  1. Cool! I like this idea. Too bad the guide wasn’t available when I visited Puebla. I checked your link (which directed me to the sites of some of the restaurants in the list) and made a new list of things to try during my next visit.

  2. Lesley says:

    The calendar sounds neat! How do I get my hands on one?

  3. Rebecca says:

    Hi Ruth and Lesley! The city tourism office on the main square (next to the Palacio Municipal) should have copies of both books now.

  4. Guillermo Duque de Estrada says:

    Hi, Rebecca: there’s something wrong in the page you redirect to (links to the restaurants’ websites here). Once again, great to know about this guide! I’ll go downtown to get one. Thanks.

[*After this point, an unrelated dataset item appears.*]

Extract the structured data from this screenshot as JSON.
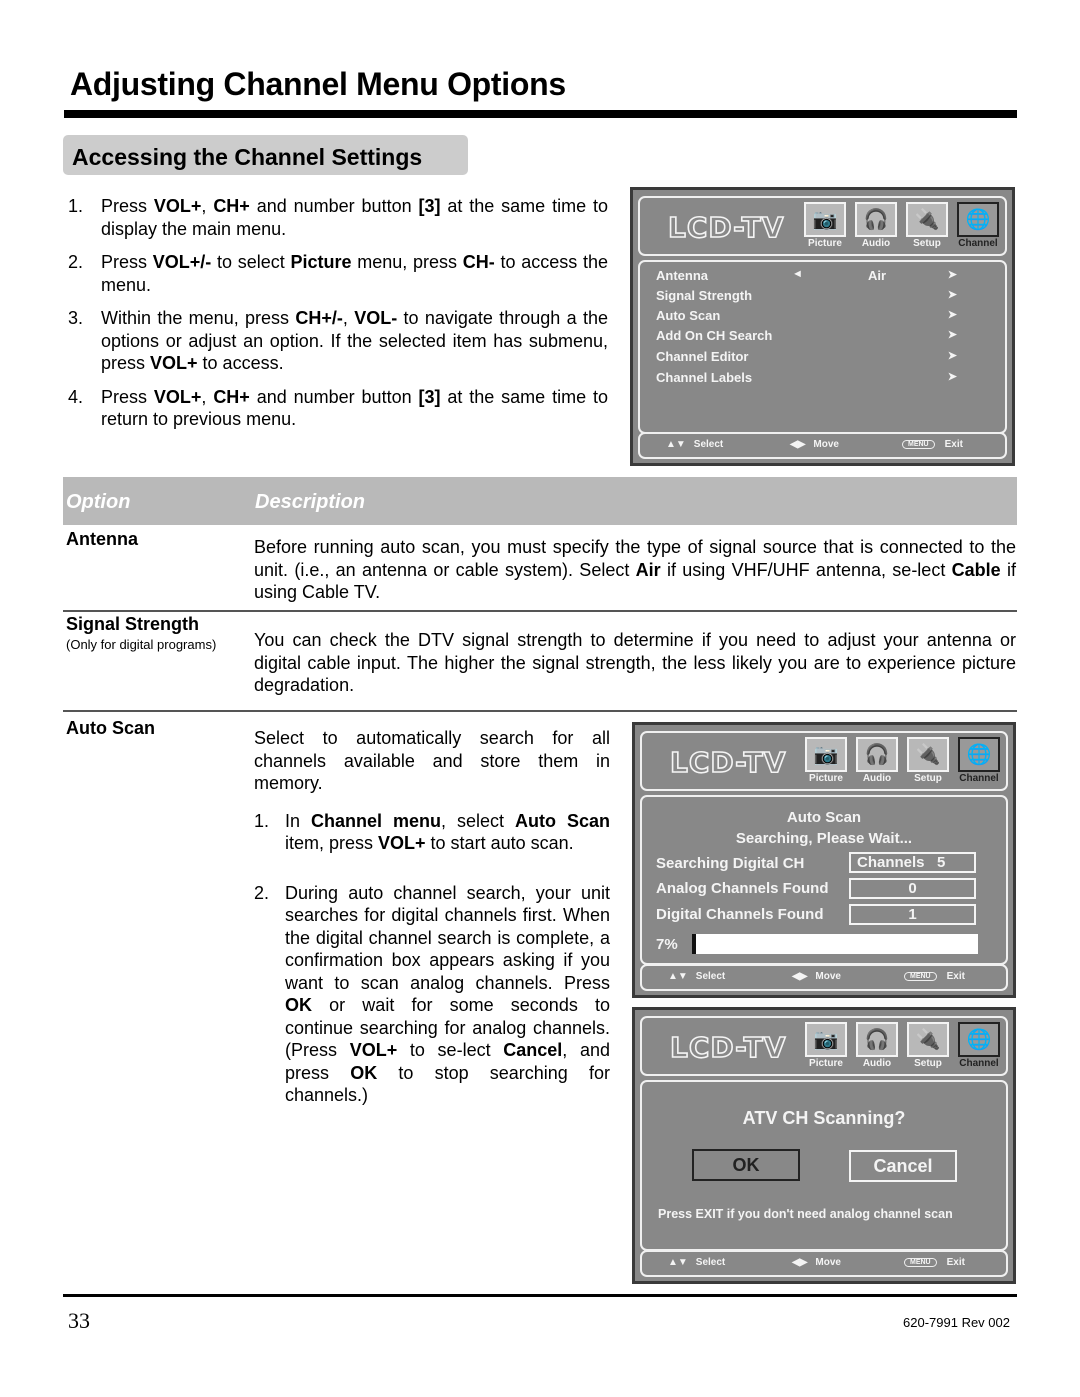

  5. Rebecca says:

    Thanks for the heads-up, Guillermo. The city changed its URLs after I wrote this, darn it. But I just updated the post to reflect those changes, so all of the links herein should be working now. ¡Buen provecho!